Each line below must be printed again exactly.

[Given data — start]

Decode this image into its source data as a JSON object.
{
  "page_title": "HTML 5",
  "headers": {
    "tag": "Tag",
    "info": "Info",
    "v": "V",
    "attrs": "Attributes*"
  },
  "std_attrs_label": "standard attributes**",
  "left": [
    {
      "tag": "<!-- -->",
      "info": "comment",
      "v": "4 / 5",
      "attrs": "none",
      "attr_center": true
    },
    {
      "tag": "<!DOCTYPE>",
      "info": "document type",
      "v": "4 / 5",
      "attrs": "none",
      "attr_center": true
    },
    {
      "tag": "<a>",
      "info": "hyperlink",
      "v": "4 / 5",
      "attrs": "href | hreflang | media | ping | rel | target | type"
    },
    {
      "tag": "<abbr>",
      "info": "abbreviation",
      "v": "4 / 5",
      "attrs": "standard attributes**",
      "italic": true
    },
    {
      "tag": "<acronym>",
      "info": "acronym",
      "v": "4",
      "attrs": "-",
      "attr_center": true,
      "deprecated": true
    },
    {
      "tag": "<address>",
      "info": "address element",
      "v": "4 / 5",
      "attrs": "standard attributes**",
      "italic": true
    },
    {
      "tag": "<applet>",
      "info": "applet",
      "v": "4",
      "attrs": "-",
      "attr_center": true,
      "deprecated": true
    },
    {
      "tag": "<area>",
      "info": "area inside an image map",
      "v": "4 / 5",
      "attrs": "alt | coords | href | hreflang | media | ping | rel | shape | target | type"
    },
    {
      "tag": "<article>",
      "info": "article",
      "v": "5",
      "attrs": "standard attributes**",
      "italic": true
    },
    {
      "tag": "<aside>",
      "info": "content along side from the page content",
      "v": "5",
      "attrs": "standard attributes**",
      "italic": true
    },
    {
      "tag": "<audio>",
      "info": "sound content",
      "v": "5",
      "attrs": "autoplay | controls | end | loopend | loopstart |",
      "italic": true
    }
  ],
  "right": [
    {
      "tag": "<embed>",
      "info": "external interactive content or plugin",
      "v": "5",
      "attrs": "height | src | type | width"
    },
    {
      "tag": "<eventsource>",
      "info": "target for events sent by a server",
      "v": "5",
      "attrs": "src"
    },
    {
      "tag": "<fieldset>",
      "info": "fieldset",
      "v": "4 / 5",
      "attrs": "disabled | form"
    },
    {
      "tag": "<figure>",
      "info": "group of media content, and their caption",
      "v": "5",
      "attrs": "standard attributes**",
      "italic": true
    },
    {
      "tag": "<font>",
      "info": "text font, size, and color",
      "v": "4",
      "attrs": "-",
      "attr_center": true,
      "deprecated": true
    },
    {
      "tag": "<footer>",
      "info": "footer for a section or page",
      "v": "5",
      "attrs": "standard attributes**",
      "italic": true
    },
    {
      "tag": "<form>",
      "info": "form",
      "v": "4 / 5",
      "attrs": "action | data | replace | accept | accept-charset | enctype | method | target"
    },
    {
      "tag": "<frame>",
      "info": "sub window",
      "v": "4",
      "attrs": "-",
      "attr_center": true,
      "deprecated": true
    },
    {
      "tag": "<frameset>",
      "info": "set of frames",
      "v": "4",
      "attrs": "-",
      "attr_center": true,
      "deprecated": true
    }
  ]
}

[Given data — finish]

_Task output_
Decode this image into its source data as a JSON object.
{
  "page_title": "HTML 5",
  "headers": {
    "tag": "Tag",
    "info": "Info",
    "v": "V",
    "attrs": "Attributes*"
  },
  "std_attrs_label": "standard attributes**",
  "left": [
    {
      "tag": "<!-- -->",
      "info": "comment",
      "v": "4 / 5",
      "attrs": "none",
      "attr_center": true
    },
    {
      "tag": "<!DOCTYPE>",
      "info": "document type",
      "v": "4 / 5",
      "attrs": "none",
      "attr_center": true
    },
    {
      "tag": "<a>",
      "info": "hyperlink",
      "v": "4 / 5",
      "attrs": "href | hreflang | media | ping | rel | target | type"
    },
    {
      "tag": "<abbr>",
      "info": "abbreviation",
      "v": "4 / 5",
      "attrs": "standard attributes**",
      "italic": true
    },
    {
      "tag": "<acronym>",
      "info": "acronym",
      "v": "4",
      "attrs": "-",
      "attr_center": true,
      "deprecated": true
    },
    {
      "tag": "<address>",
      "info": "address element",
      "v": "4 / 5",
      "attrs": "standard attributes**",
      "italic": true
    },
    {
      "tag": "<applet>",
      "info": "applet",
      "v": "4",
      "attrs": "-",
      "attr_center": true,
      "deprecated": true
    },
    {
      "tag": "<area>",
      "info": "area inside an image map",
      "v": "4 / 5",
      "attrs": "alt | coords | href | hreflang | media | ping | rel | shape | target | type"
    },
    {
      "tag": "<article>",
      "info": "article",
      "v": "5",
      "attrs": "standard attributes**",
      "italic": true
    },
    {
      "tag": "<aside>",
      "info": "content along side from the page content",
      "v": "5",
      "attrs": "standard attributes**",
      "italic": true
    },
    {
      "tag": "<audio>",
      "info": "sound content",
      "v": "5",
      "attrs": "autoplay | controls | end | loopend | loopstart |",
      "italic": true
    }
  ],
  "right": [
    {
      "tag": "<embed>",
      "info": "external interactive content or plugin",
      "v": "5",
      "attrs": "height | src | type | width"
    },
    {
      "tag": "<eventsource>",
      "info": "target for events sent by a server",
      "v": "5",
      "attrs": "src"
    },
    {
      "tag": "<fieldset>",
      "info": "fieldset",
      "v": "4 / 5",
      "attrs": "disabled | form"
    },
    {
      "tag": "<figure>",
      "info": "group of media content, and their caption",
      "v": "5",
      "attrs": "standard attributes**",
      "italic": true
    },
    {
      "tag": "<font>",
      "info": "text font, size, and color",
      "v": "4",
      "attrs": "-",
      "attr_center": true,
      "deprecated": true
    },
    {
      "tag": "<footer>",
      "info": "footer for a section or page",
      "v": "5",
      "attrs": "standard attributes**",
      "italic": true
    },
    {
      "tag": "<form>",
      "info": "form",
      "v": "4 / 5",
      "attrs": "action | data | replace | accept | accept-charset | enctype | method | target"
    },
    {
      "tag": "<frame>",
      "info": "sub window",
      "v": "4",
      "attrs": "-",
      "attr_center": true,
      "deprecated": true
    },
    {
      "tag": "<frameset>",
      "info": "set of frames",
      "v": "4",
      "attrs": "-",
      "attr_center": true,
      "deprecated": true
    }
  ]
}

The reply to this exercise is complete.